The bills the NDP stalled this spring and now wants ditched also include an amendment to the Labour Relations Act that would eliminate the requirement for binding arbitration after a 60-day dispute between a union and employer — potentially resulting in strikes and lockouts lasting indefinitely, critics say — and one that would see the Public Utilities Board approve electricity rates in five-year intervals rather than annually.

The NDP also wants the province to scrap amendments to the Liquor, Gaming and Cannabis Control Act that critics say could lead to privatization of liquor sales, and the Protection of Critical Infrastructure Act (Bill 57), which opponents have said could stifle legitimate protests.

Wab Kinew is the leader of Manitoba's Opposition NDP. (John Woods/The Canadian Press)

Opposition House leader Nahanni Fontaine said she wrote to government House leader Kelvin Goertzen asking for the bills to be immediately withdrawn — a request she called "perfectly reasonable and absolutely doable."

"In light of yesterday's news, it's important that the PC caucus take a step back and review whether or not they want to be associated with Brian Pallister's legislative agenda," Fontaine said alongside Kinew, adding that she would be "more than willing" to work with Goertzen on the request.

"Kelvin and I have developed a really good working relationship. I respect him. He has, I hope, respect for me as well. And so it's something that we can pursue together."

That withdrawal could come one of three ways, Fontaine said: prorogation of the House (which would end the legislative session and kill all five bills), unanimous leave or permission from the House to withdraw the bills, or rejection of the bills at their second readings.

Nahanni Fontaine says she wants to work with Kelvin Goertzen to withdraw all five bills the NDP stalled this spring, including Bill 64. (Ian Froese/CBC)

Later Wednesday, Education Minister Cliff Cullen was tight-lipped on whether a potential leadership race now on the horizon would affect Bill 64.
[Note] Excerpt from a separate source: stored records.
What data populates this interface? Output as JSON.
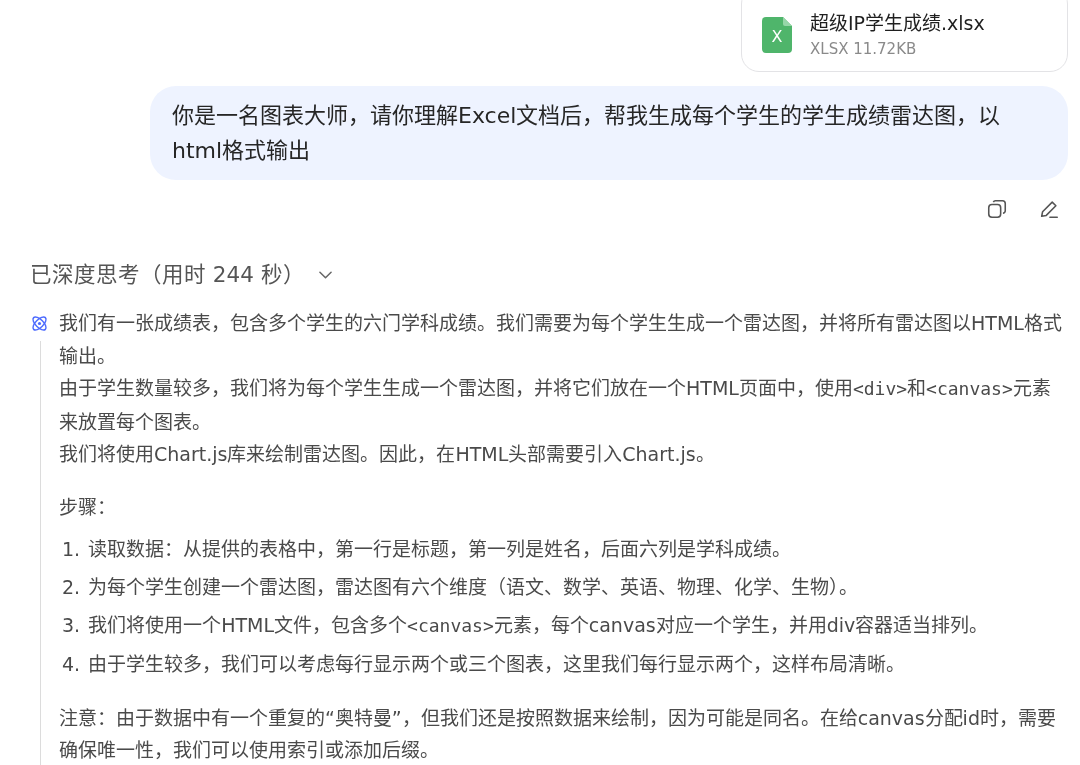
{
  "attachment": {
    "icon_letter": "X",
    "name": "超级IP学生成绩.xlsx",
    "meta": "XLSX 11.72KB"
  },
  "user_message": {
    "text": "你是一名图表大师，请你理解Excel文档后，帮我生成每个学生的学生成绩雷达图，以html格式输出"
  },
  "thinking": {
    "header": "已深度思考（用时 244 秒）",
    "expanded": true,
    "paragraphs": [
      {
        "segments": [
          {
            "kind": "text",
            "text": "我们有一张成绩表，包含多个学生的六门学科成绩。我们需要为每个学生生成一个雷达图，并将所有雷达图以HTML格式输出。"
          }
        ]
      },
      {
        "segments": [
          {
            "kind": "text",
            "text": "由于学生数量较多，我们将为每个学生生成一个雷达图，并将它们放在一个HTML页面中，使用"
          },
          {
            "kind": "code",
            "text": "<div>"
          },
          {
            "kind": "text",
            "text": "和"
          },
          {
            "kind": "code",
            "text": "<canvas>"
          },
          {
            "kind": "text",
            "text": "元素来放置每个图表。"
          }
        ]
      },
      {
        "segments": [
          {
            "kind": "text",
            "text": "我们将使用Chart.js库来绘制雷达图。因此，在HTML头部需要引入Chart.js。"
          }
        ]
      }
    ],
    "steps_title": "步骤：",
    "steps": [
      {
        "number": "1.",
        "segments": [
          {
            "kind": "text",
            "text": "读取数据：从提供的表格中，第一行是标题，第一列是姓名，后面六列是学科成绩。"
          }
        ]
      },
      {
        "number": "2.",
        "segments": [
          {
            "kind": "text",
            "text": "为每个学生创建一个雷达图，雷达图有六个维度（语文、数学、英语、物理、化学、生物）。"
          }
        ]
      },
      {
        "number": "3.",
        "segments": [
          {
            "kind": "text",
            "text": "我们将使用一个HTML文件，包含多个"
          },
          {
            "kind": "code",
            "text": "<canvas>"
          },
          {
            "kind": "text",
            "text": "元素，每个canvas对应一个学生，并用div容器适当排列。"
          }
        ]
      },
      {
        "number": "4.",
        "segments": [
          {
            "kind": "text",
            "text": "由于学生较多，我们可以考虑每行显示两个或三个图表，这里我们每行显示两个，这样布局清晰。"
          }
        ]
      }
    ],
    "note": "注意：由于数据中有一个重复的“奥特曼”，但我们还是按照数据来绘制，因为可能是同名。在给canvas分配id时，需要确保唯一性，我们可以使用索引或添加后缀。"
  }
}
"Those are conversations that we'll continue to have. I'll just say today, you'll hear more about that in the near future," Cullen said.

Next steps depend on new leader: analyst
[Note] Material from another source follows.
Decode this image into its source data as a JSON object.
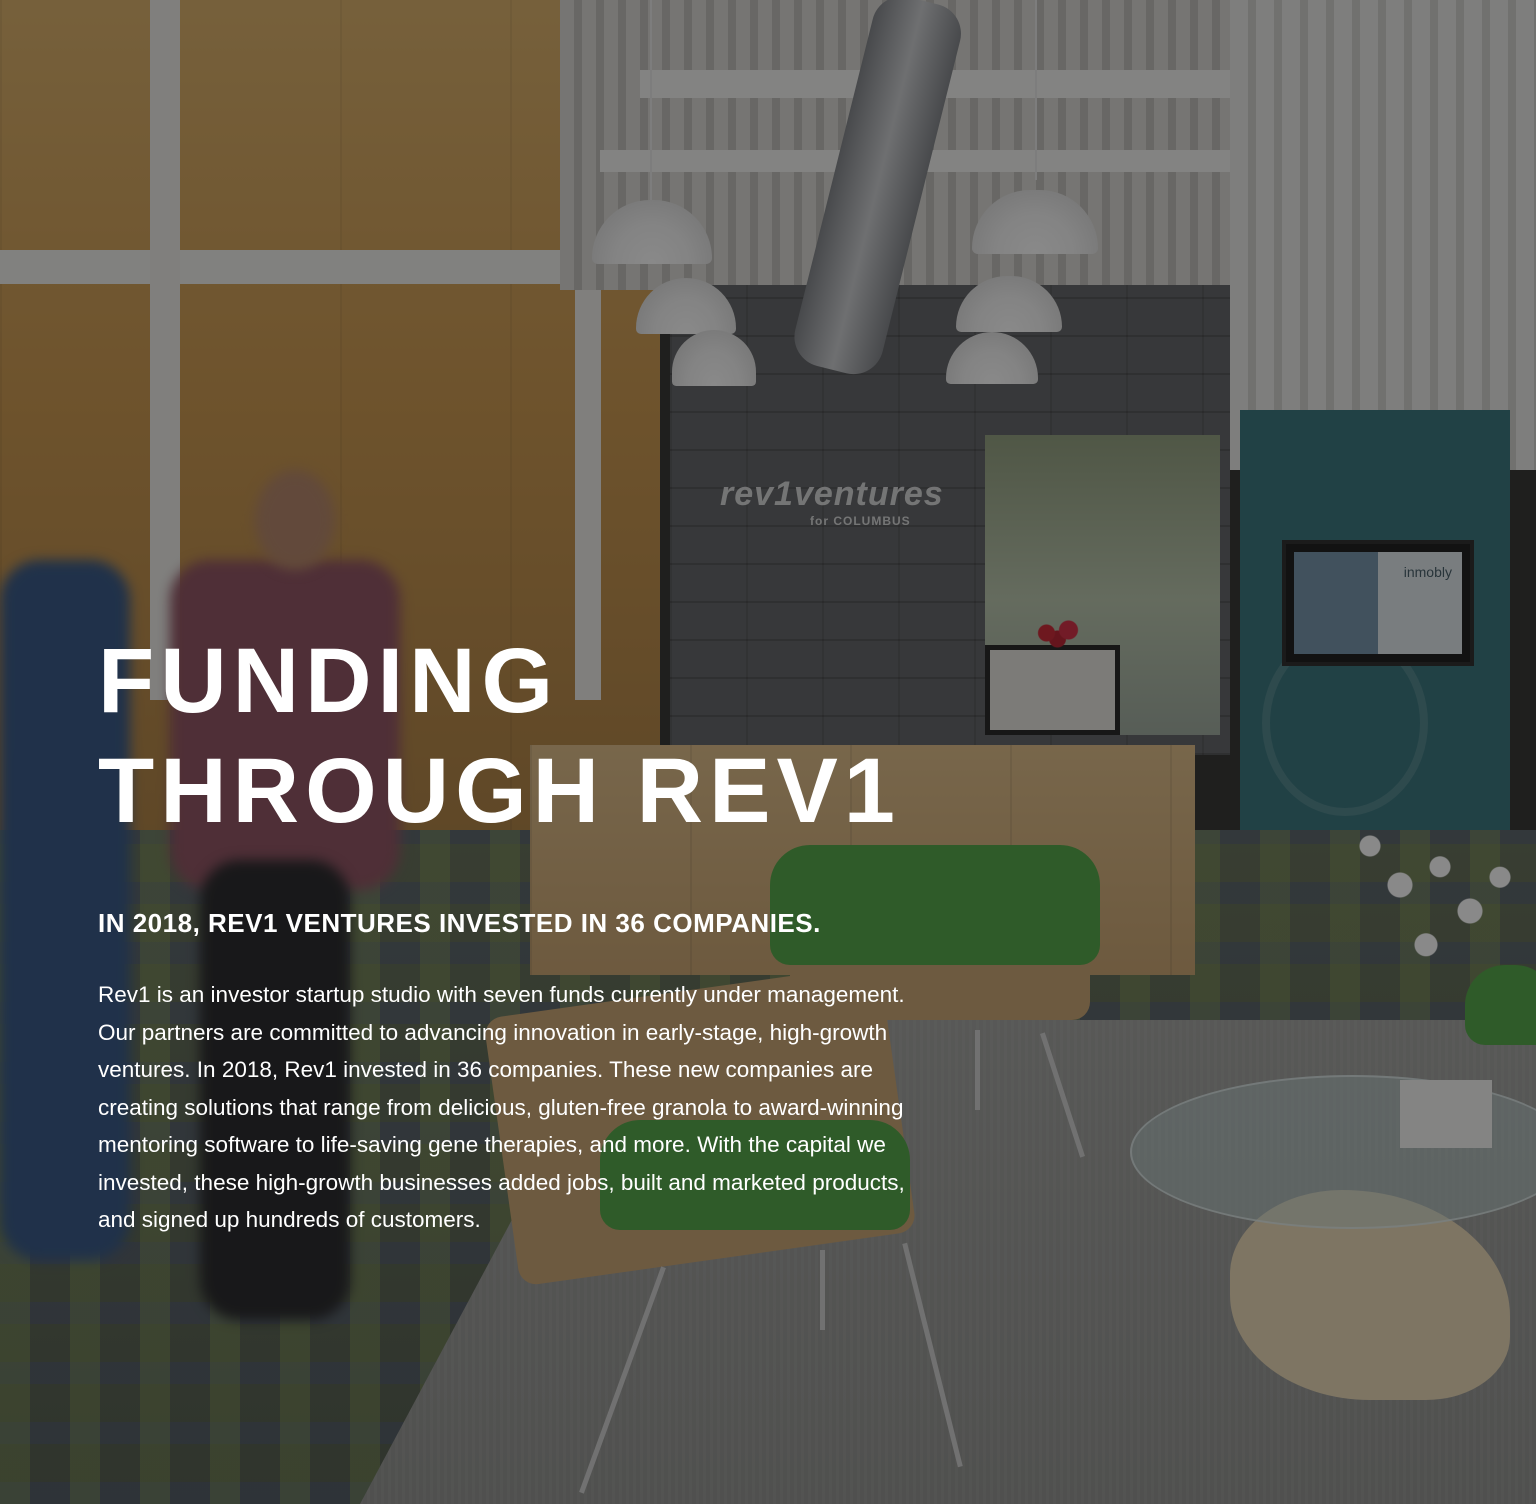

Political scientist Christopher Adams said that response suggests the province might be second-guessing its education overhaul.

That's especially true as opposition to Bill 64 grows among rural Manitobans — a significant part of the Progressive Conservatives' support base — with many worried their communities will suffer if it becomes law, he said.

Political scientist Christopher Adams is an adjunct professor in political studies at the University of Manitoba. (CBC News )

The big policy areas that middle-class voters are typically most concerned about are health care and education, he said.

"And if you're taking your lumps in the field of education or health care, you're going to take your lumps from voters when it comes to an election," Adams, an adjunct professor in political studies at the University of Manitoba, said over the phone Wednesday.

"So I think what Cliff Cullen is saying indicates that they're realizing that. And there's probably concern within the caucus about this among many of the MLAs who are probably worried as to whether they'll be able to hold on to their seat in the next election."

Adams said he doesn't foresee the province giving in to the Opposition's latest demand — but it will all depend on who takes the helm as the PC party's new leader.

"If that person is elected on a platform to take the party in a new direction, to do a reset button on its image and to reverse the decline in the polls, then I could see a different direction," he said.

"But I expect it's steady as she goes for the government."

Still, Manitoba is now in an unusual situation with a leader who has announced his pending resignation but still provided no road map for when that will happen. And the longer Pallister waits to announce those details, the more difficult it will be for him and the party, Adams said.

"The longer people are guessing as to when this would happen, the more difficult it will be for those vying to be the next leader," he said.

"I'd be surprised if in the next week we don't have a sense from him and from the party as to when the leadership race will get underway."

With files from Caitlyn Gowriluk and Ian Froese